Feeding Ecology of Pacific Sand Lance in the San Juan Archipelago
Advanced Search
Select up to three search categories and corresponding keywords using the fields to the right. Refer to the Help section for more detailed instructions.

Search our Collections & Repository

For very narrow results

When looking for a specific result

Best used for discovery & interchangable words

Recommended to be used in conjunction with other fields



Document Data
Clear All
Clear All

For additional assistance using the Custom Query please check out our Help Page


Feeding Ecology of Pacific Sand Lance in the San Juan Archipelago

Filetype[PDF-1.65 MB]


  • Journal Title:
    Marine and Coastal Fisheries
  • Personal Author:
  • NOAA Program & Office:
  • Description:
    Forage fishes such as Pacific Sand Lance Ammodytes personatus are a crucial link between lower and upper elements in marine food webs, as they transfer energy from plankton to higher trophic levels. Despite their importance to marine food webs, little is known about the population structure and feeding ecology of Pacific Sand Lance. In this study, we examined the population density and diet composition of Pacific Sand Lance as well as feeding patterns and movement in response to tidal, diel, and seasonal cycles in a prominent sand wave field in the San Juan Channel, Washington. A generalized linear model was applied to account for the corresponding effects of tidal, diel, and seasonal trends as well as habitat affinity related to substrate type. We showed that fish distributions were predominantly driven by sediment type and that time of day had a significant influence on foraging behavior with distinct crepuscular feeding patterns. Our results also provide evidence for the cessation of feeding over the fall transition and the onset of a winter dormant period, as observed by increased densities of fish within the sand wave field (177%), a marked increase in the number of empty stomachs (511%), and a significant decrease in condition factor. These trends correspond with the expectations that Pacific Sand Lances exhibit a winter dormant phase and burrow in sediments throughout the winter months to conserve energy and reduce predation risk during periods of low productivity. We anticipate our study to be a starting point for understanding the foraging ecology of the Pacific Sand Lance, particularly in the San Juan Archipelago and Salish Sea. The results of this study may improve the understanding of Pacific Sand Lance habitat and availability to pelagic predators, inform fisheries management, and increase the resolution of marine food web models.
  • Keywords:
  • Source:
    Marine and Coastal Fisheries, 9(1), 612-625
  • DOI:
  • ISSN:
  • Publisher:
  • Document Type:
  • License:
  • Rights Information:
    CC BY
  • Compliance:
  • Main Document Checksum:
  • Download URL:
  • File Type:

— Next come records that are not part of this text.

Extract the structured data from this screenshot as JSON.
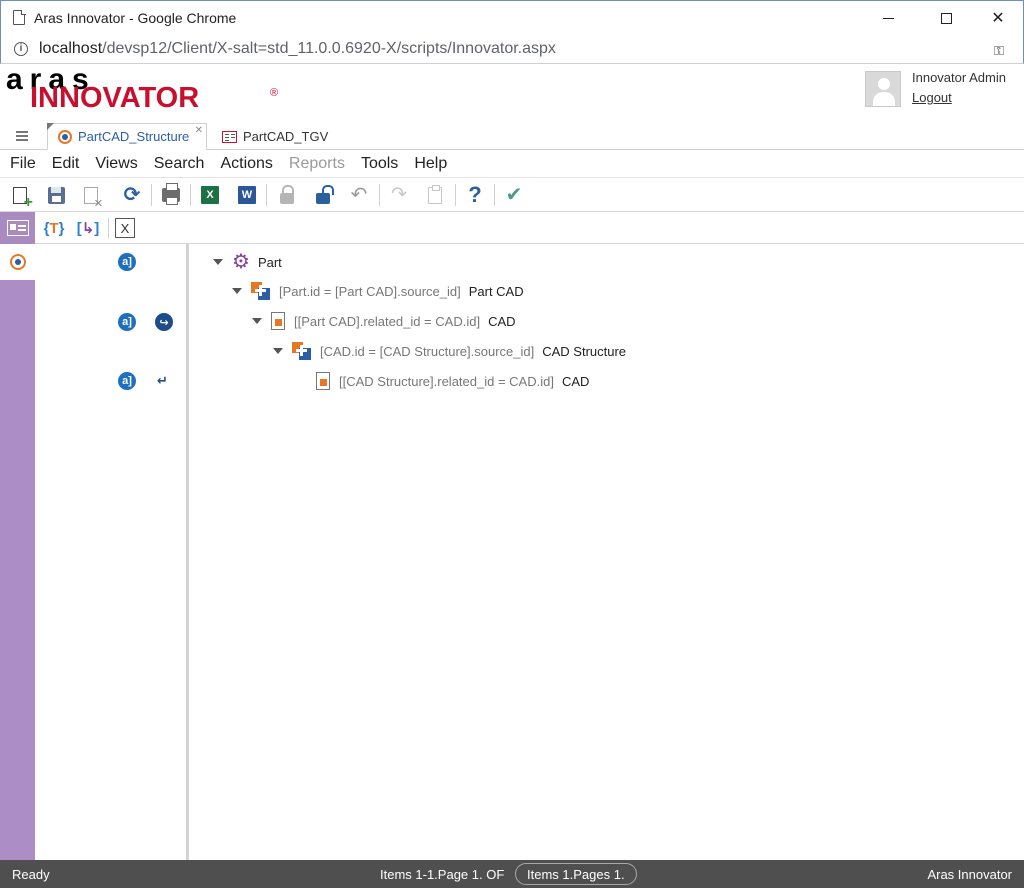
{
  "browser": {
    "window_title": "Aras Innovator - Google Chrome",
    "url_host": "localhost",
    "url_path": "/devsp12/Client/X-salt=std_11.0.0.6920-X/scripts/Innovator.aspx"
  },
  "header": {
    "logo_top": "aras",
    "logo_bottom": "INNOVATOR",
    "logo_reg": "®",
    "user_name": "Innovator Admin",
    "logout_label": "Logout"
  },
  "tabs": [
    {
      "label": "PartCAD_Structure",
      "active": true,
      "close": "✕"
    },
    {
      "label": "PartCAD_TGV",
      "active": false
    }
  ],
  "menu": [
    "File",
    "Edit",
    "Views",
    "Search",
    "Actions",
    "Reports",
    "Tools",
    "Help"
  ],
  "menu_disabled": [
    "Reports"
  ],
  "toolbar": {
    "excel_letter": "X",
    "word_letter": "W",
    "refresh_glyph": "⟳",
    "undo_glyph": "↶",
    "redo_glyph": "↷",
    "help_glyph": "?",
    "check_glyph": "✔"
  },
  "query_bar": {
    "curly_left": "{",
    "curly_mid": "T",
    "curly_right": "}",
    "bracket_left": "[",
    "bracket_mid": "↳",
    "bracket_right": "]",
    "x_glyph": "X"
  },
  "mid_panel": {
    "badge_glyph": "a]",
    "link_glyph": "↪",
    "return_glyph": "↵"
  },
  "tree": [
    {
      "level": 0,
      "icon": "gear-icon",
      "condition": "",
      "label": "Part"
    },
    {
      "level": 1,
      "icon": "join-icon",
      "condition": "[Part.id = [Part CAD].source_id]",
      "label": "Part CAD"
    },
    {
      "level": 2,
      "icon": "ref-icon",
      "condition": "[[Part CAD].related_id = CAD.id]",
      "label": "CAD"
    },
    {
      "level": 3,
      "icon": "join-icon",
      "condition": "[CAD.id = [CAD Structure].source_id]",
      "label": "CAD Structure"
    },
    {
      "level": 4,
      "icon": "ref-icon",
      "condition": "[[CAD Structure].related_id = CAD.id]",
      "label": "CAD"
    }
  ],
  "status": {
    "ready": "Ready",
    "items": "Items 1-1.Page 1. OF",
    "pages": "Items 1.Pages 1.",
    "brand": "Aras Innovator"
  },
  "colors": {
    "accent_purple": "#ad8dc6",
    "brand_red": "#c8102e",
    "link_blue": "#2b5ea7",
    "status_bg": "#4f4f4f"
  }
}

You May Also Like

Checkout today's featured content at repository.library.noaa.gov

Version 3.26.1